Edit...in the '83 guide (the benchmark when JA climbed WFE), Punklet and Pedlars Rib were both HVS 5c. JA also climbed So Many Classics as an HVS 5c in '84.
Careful Jon, or someone will be handing out a lecture on the grading system. Oh, it just popped up.
I did climb it back in the day when it was a route to solo, and more recently as a Boulder prob like most of the great JA routes. A Boulder grade is prob available and most useful.
So do you think So Many Classics should have stayed at the '89 grade of HVS 5c as well? I'm sorry if I don't share your humour in lower grade climbers facing significant risk of breaking their legs on a joke graded trad lead. Past editors felt it OK to upgrade more popular easier routes of that style, we just made recommendations on the harder less popular ones they missed.
"All the classic routes that people do have had their grades reviewed and reviewed and updated and inflated over decades and decades."

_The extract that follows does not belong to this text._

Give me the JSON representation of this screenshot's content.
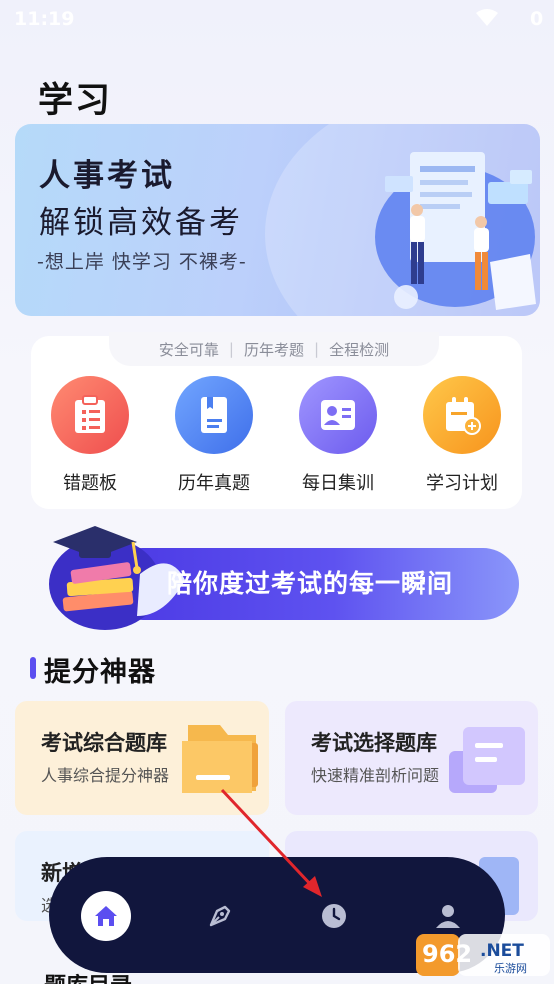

I almost let this slip.. Go back and look at the '83 Stanage guide and see how the sub extreme two and three star classic grades have shifted since then. The answer is much less than most would expect and nothing like enough to justify the grumbles of some old men who want to spin a vision of massive modern grade creep. The only large period of grade creep was when those old men were in charge.....as protection increased through the 60s into the mid 80s (to when we had something like a modern rack) and the crack routes that became much safer mainly stayed at the same grade and the still bold routes often went up.. The earliest Peak guides took great care in grading........climbed in the style of the day with the strengths of the day they made sense. I celebrate that in the most modern guides we are back in that position where guidebooks started. The experience of the route is what matters and labels designed to help shouldn't get in the way of that; whatever the climbers lead grade.
> Well, of course. If it's graded HVS 5c and it's by John Allen, it will involve scary 6a climbing. Offwidth's problem (and yours too, by the looks) is that he doesn't understand how the grading system works.
Well, I guess there only two grades, the ones you can do and the ones you can't.
I'm fine with not being able to do a John Allen 5c move (well, disappointed, because there was a time...) but on grit individual moves can easily be 5b, 5c or 6a depending on conditions, reach, thickness of your fingers or whatever. Let's just say it's obviously pretty thin and technical.
What is less defensible, I think, is to imply that either the hard bit is jump-offable or that, despite appearances, it's actually pretty well protected, which is my understanding of what HVS 5c means. Like, say, Banana Finger without pads. I was going to say Birthday Groove but I see that's E1 now anyway. If WFE carries on being even close to as hard near the top as it is at the bottom it's definitely not a boulder problem.
It's only some old men. The overblown grade creep moaners are very much a minority. Most older climbers I know are a delight to climb and socialise with and very fair minded. As a simple example of this non agist point, I'm retired myself now. Plus I've argued against plenty of specific over-grades here over the yeas from Nosferatu at E7, down to Bowfell Buttress at HS.
I see the rose tinted few as similar to the BMC troublemakers over the last few years. These people don't represent modern climbing, much as they would like to.